*App and web page records*
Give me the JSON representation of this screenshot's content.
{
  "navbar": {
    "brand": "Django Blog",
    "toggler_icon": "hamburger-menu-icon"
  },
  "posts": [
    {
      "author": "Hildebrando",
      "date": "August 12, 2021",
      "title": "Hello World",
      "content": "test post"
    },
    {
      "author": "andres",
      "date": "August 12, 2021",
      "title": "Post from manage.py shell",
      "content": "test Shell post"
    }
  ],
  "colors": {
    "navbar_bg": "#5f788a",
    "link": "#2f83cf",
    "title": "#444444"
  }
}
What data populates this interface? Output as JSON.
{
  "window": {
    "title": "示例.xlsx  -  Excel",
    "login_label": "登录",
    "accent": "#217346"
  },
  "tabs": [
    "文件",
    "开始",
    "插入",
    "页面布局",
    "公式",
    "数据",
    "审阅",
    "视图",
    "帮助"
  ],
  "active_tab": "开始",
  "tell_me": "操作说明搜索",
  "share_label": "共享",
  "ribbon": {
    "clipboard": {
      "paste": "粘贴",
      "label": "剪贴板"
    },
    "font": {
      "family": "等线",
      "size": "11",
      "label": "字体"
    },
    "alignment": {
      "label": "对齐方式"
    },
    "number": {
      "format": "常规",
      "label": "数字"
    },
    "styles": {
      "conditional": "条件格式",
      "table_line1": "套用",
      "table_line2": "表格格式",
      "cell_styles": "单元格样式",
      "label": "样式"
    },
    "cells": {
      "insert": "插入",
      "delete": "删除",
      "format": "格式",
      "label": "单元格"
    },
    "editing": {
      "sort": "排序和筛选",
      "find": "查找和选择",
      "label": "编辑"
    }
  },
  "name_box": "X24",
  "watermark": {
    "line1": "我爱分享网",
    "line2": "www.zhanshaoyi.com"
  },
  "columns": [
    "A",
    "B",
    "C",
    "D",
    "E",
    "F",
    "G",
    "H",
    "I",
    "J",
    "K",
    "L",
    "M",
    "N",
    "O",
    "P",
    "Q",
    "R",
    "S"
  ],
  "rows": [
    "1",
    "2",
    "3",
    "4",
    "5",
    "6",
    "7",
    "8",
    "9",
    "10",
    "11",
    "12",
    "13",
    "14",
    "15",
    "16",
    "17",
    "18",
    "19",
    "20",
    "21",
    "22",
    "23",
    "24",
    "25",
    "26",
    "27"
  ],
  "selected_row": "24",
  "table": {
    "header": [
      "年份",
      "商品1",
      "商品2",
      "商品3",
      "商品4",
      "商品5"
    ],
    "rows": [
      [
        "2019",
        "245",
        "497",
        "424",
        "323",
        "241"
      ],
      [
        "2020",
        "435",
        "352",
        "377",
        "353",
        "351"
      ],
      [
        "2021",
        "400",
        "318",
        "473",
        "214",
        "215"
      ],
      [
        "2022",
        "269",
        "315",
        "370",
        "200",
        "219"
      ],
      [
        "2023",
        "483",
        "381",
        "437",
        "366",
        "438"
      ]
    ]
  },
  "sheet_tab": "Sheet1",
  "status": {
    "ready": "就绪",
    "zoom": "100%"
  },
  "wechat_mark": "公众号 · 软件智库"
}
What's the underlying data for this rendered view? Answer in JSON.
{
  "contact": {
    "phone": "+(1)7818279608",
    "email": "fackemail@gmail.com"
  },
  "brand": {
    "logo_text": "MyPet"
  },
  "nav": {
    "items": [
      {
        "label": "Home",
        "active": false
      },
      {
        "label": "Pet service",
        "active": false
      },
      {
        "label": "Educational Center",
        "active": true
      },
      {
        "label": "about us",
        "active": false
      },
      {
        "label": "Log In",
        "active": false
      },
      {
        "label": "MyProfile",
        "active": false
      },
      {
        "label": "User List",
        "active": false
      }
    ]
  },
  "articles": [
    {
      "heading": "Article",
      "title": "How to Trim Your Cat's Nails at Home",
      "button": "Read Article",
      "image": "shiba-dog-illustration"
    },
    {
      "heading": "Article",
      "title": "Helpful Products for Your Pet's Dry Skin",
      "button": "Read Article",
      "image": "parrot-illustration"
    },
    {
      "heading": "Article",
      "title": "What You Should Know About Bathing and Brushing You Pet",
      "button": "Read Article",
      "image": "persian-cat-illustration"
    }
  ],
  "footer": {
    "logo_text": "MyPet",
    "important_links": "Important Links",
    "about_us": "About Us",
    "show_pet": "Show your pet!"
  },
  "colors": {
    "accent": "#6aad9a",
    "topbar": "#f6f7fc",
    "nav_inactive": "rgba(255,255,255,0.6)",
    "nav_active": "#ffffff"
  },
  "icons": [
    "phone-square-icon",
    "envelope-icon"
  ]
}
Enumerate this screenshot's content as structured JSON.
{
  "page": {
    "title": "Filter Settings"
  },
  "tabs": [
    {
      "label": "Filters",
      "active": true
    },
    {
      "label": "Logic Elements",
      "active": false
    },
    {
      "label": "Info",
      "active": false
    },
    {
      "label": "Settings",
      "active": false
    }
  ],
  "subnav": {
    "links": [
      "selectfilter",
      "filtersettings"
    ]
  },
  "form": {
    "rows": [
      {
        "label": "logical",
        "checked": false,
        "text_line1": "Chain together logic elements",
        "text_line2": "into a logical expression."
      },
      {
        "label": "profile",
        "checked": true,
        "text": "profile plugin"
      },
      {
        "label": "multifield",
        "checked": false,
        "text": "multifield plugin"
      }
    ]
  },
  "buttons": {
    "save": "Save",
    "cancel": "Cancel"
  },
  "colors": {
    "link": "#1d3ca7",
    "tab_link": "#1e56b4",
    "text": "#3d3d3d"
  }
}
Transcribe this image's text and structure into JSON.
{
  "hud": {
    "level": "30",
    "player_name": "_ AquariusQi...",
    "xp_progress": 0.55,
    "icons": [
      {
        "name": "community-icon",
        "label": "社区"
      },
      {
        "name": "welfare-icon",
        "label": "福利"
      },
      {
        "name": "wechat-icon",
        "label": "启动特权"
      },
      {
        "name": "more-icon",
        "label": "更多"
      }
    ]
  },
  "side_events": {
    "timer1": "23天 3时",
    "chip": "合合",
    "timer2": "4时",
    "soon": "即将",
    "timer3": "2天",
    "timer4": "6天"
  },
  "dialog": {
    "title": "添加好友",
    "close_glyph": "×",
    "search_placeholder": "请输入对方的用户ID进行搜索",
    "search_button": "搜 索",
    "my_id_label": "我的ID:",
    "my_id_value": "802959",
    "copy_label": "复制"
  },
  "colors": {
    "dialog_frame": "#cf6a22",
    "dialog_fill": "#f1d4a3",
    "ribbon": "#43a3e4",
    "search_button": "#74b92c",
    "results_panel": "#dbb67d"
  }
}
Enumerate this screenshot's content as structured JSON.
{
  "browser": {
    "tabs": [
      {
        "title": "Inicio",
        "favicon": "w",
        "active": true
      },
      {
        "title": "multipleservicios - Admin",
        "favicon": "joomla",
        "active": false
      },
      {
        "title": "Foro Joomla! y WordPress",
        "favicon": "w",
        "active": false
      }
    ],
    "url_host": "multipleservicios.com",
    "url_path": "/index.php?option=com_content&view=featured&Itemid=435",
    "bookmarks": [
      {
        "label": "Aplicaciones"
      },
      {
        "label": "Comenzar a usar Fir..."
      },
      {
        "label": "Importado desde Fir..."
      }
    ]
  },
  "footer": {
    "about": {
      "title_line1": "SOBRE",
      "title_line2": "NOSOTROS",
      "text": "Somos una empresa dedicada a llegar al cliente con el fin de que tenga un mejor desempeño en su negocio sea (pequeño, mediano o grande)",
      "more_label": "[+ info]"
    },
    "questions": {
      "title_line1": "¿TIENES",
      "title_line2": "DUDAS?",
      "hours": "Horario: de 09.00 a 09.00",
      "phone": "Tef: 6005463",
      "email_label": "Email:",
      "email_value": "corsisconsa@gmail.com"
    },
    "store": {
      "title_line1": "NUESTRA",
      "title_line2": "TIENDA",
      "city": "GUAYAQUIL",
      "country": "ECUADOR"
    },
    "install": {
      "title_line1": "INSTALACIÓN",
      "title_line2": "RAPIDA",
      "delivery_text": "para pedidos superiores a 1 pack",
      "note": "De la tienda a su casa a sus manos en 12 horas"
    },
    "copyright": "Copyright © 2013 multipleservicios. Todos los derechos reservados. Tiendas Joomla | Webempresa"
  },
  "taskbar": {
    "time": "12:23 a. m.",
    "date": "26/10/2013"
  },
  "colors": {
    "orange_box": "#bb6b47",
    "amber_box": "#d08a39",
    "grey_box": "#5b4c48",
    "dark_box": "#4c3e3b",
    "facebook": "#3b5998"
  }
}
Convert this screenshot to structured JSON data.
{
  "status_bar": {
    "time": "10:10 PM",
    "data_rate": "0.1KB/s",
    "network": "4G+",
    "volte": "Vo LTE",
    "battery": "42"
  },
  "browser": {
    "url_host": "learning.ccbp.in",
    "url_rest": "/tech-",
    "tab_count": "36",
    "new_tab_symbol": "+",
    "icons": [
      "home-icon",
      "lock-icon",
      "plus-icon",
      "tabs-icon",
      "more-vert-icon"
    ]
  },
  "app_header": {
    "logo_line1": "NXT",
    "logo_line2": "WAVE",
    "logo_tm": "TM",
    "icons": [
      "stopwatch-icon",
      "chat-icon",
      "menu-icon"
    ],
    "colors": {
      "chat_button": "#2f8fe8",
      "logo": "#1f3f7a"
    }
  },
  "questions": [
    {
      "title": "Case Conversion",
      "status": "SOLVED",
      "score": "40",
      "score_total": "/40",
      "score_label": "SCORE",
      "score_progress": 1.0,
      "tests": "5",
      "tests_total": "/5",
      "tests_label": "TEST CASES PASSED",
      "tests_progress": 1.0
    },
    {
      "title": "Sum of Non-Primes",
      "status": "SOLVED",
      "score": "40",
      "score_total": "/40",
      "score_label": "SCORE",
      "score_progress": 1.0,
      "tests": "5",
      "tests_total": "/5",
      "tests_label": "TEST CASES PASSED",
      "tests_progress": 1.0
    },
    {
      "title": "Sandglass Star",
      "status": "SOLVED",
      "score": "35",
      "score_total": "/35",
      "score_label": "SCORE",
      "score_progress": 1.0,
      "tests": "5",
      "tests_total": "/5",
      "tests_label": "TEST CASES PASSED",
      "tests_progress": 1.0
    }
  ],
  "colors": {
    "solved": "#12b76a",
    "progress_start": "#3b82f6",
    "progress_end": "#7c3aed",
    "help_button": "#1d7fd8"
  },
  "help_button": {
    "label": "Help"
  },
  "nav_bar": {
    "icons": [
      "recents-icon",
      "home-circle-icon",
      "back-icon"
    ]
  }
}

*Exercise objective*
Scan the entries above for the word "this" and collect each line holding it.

*Finished task*
Give me the JSON representation of this screenshot's content.
What data populates this interface? Output as JSON.
What's the underlying data for this rendered view? Answer in JSON.
Enumerate this screenshot's content as structured JSON.
Transcribe this image's text and structure into JSON.
Enumerate this screenshot's content as structured JSON.
Convert this screenshot to structured JSON data.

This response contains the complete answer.